Palmeiro played 20 seasons with the Cubs, Rangers and Orioles. He's a four-time All-Star who won three Gold Gloves. His 569 home runs rank 12th, his 3,020 hits 24th and his 1,835 RBI are 15th.
He was the classic accumulator of statistics. He never led the league in home runs or RBIs, but he did lead the American League with 191 hits in 1990, 49 doubles in 1991 and 124 runs in 1993.
He hit at least 38 home runs with 104 RBIs a season from 1995 through 2003. He was a gap hitter who didn't hit jaw-dropping home runs. His body was a solid build, and not the shape of a cartoon character more associated with players on steroids.
But on March 17, 2005, when the U.S. House Committee on Oversight and Government Reform convened a hearing to investigate steroids in Major League Baseball and the effects on teenage athletes, Palmeiro was one of the premier athletes to testify.
During the hearing, which was on national TV, Jose Canseco said that steroids were rampant in baseball. McGwire pleaded the Fifth and said he wasn't going to talk about the past. Sammy Sosa spoke Spanish and pretended not to understand English.
Palmeiro, dressed in a black suit with gray pinstripes and a black tie, wagged his finger at the committee's chairmen, Rep. Tom Davis, R-Va., and Rep. Henry Waxman, D-Calif., and said in his opening statement: "Let me start by telling you this. I have never used steroids, period. I don't know how to say it any more clearly than that. Never.''
On July 15, 2005, in Seattle, Palmeiro reached 3,000 hits. Three weeks later, MLB announced that he had tested positive for steroids. In a conference call, Palmeiro said he was "embarrassed,'' and he had no idea how it happened.
While Palmeiro's career stats rank with those of elite Hall of Famers, his suspension aligns him with Barry Bonds, Roger Clemens and Mark McGwire, the poster boys for the Steroid Era.
McGwire is on the Hall of Fame ballot for the fifth year, but hasn't come close to the 75 percent of the vote needed for induction. He received 23.7 percent a year ago.

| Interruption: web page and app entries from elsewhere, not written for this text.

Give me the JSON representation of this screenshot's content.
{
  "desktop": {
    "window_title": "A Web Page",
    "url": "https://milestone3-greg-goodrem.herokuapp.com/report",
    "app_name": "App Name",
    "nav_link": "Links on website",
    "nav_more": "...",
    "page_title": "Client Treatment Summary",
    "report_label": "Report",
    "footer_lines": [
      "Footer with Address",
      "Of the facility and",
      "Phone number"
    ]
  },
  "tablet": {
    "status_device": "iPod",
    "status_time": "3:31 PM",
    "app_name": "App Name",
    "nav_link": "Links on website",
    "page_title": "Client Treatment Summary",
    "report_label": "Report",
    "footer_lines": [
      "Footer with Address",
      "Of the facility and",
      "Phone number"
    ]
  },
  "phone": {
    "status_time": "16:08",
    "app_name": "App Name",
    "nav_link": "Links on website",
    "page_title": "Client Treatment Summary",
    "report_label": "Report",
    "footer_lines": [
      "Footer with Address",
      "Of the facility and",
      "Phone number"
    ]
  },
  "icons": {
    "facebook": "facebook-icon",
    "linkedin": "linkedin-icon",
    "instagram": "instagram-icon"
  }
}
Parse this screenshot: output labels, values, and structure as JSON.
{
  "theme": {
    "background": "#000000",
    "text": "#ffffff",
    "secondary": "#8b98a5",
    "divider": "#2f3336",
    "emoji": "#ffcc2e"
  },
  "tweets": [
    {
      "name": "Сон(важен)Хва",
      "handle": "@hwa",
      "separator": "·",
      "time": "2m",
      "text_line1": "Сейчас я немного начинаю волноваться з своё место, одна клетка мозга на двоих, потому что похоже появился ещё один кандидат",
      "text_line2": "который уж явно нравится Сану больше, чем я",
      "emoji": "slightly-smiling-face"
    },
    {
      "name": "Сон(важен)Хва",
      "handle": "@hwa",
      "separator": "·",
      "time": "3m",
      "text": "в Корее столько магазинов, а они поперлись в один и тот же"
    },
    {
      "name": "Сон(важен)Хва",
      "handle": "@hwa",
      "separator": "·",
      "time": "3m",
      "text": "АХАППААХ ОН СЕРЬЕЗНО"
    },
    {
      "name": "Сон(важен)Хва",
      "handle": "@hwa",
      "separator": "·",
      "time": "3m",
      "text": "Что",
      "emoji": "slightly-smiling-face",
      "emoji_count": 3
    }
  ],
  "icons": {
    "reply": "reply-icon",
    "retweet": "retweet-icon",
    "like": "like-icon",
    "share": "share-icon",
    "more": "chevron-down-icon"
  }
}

Bonds, who hit 762 home runs, and Clemens, who had 354 wins, are eligible for Cooperstown in two years, but each are being investigated for allegedly lying about their use of performance-enhancing drugs.
Suspicions about performance-enhancement had long followed McGwire, and last year he admitted taking steroids during his career, including 1998, the season in which he hit 70 home runs to break Roger Maris' single-season record of 61.
Mel Antonen lives in Washington, D.C., and is a baseball analyst for Sirius-XM Radio. He covered baseball at USA Today for 25 years.